The Taklimakan mummy at top left is one of a group of mysterious mummies found in the Taklimakan desert area of Northern China in the 1970’s. These remains were found in a series of crypts in a particularly arid region where the soil had a naturally high saline content which hastened the desiccation and preservation of these corpses. The highly preserved corpses, thought to be those of sacrificial victims, were also found clothed in mostly intact garments. The mystery surrounding them involves their largely Caucasian facial features. Subsequent DNA testing has in fact linked these corpses more to European than Asian lineage. There is no evidence, however, which would explain their presence this far away from their native lands.
Both in death and in life, these figures must have looked extremely anomalous to the native inhabitants of the area, so much so that they could almost have been viewed as more distinct from the natives than from each other. That is, all of these strangers, both male and female looked alike in the same way that Western stereotypes “androgify” or remove gender from certain categories of Asian cultures because of their extreme dissimilarity to Western people.. Perhaps their "otherness" caused these people to become sacrificial victims.

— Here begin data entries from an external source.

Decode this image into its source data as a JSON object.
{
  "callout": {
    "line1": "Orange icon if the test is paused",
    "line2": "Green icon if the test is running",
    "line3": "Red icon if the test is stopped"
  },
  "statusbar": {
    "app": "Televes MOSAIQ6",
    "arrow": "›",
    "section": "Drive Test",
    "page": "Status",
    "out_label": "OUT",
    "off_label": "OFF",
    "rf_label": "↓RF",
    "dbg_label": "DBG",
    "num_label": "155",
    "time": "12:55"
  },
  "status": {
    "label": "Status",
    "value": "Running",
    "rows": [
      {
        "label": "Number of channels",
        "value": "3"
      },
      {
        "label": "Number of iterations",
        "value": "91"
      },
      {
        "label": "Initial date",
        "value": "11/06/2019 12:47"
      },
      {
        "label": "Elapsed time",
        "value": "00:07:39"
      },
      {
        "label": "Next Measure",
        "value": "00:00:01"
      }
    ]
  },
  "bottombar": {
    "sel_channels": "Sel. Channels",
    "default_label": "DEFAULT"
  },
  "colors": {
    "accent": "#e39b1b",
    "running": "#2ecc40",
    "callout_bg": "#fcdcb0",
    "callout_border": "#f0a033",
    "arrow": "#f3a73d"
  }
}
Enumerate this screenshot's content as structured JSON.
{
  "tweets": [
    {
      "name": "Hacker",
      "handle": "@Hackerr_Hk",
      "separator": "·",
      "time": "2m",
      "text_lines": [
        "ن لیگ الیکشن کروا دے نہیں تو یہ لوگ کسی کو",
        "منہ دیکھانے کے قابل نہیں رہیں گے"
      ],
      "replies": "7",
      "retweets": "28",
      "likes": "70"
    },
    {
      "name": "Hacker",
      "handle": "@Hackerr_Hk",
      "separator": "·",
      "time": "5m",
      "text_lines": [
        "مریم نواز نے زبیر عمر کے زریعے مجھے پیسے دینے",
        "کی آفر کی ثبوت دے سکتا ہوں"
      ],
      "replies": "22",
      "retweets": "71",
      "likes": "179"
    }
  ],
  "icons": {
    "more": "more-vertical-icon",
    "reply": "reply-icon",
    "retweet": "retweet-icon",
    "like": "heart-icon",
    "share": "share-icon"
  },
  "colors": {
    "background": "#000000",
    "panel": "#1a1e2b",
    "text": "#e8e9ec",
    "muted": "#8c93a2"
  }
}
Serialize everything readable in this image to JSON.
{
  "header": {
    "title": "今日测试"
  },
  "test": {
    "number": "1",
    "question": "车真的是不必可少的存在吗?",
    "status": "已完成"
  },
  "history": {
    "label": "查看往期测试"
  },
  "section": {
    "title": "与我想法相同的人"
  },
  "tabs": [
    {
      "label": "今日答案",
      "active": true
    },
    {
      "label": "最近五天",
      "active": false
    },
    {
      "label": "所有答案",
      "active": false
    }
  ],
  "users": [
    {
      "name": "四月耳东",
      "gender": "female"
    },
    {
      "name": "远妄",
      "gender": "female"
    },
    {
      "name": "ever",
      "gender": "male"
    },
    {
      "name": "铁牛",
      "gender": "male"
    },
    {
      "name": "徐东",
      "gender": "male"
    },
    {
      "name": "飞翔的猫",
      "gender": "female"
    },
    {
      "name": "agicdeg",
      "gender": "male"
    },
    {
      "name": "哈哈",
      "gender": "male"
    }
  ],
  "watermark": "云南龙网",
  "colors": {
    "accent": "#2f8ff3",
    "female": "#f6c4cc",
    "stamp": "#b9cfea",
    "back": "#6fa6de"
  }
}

Natural mummification has occurred mostly in arid climates, however, it has been known to occur in cool, moist climates if certain conditions are present. Perhaps the best example of this type of natural perservation occurred at the St. Bees abbey in Cumbria where a crypt containing a preserved body from approximately 1300 was discovered in the 1980’s. The body shown at left, found inside the coffin was covered with a wax resin and then wrapped in a lead sheath. The sheath was packed with clay and then placed in an outer coffin. Upon removal from these wrappings, the skin turned rapidly from a pink to a grey color.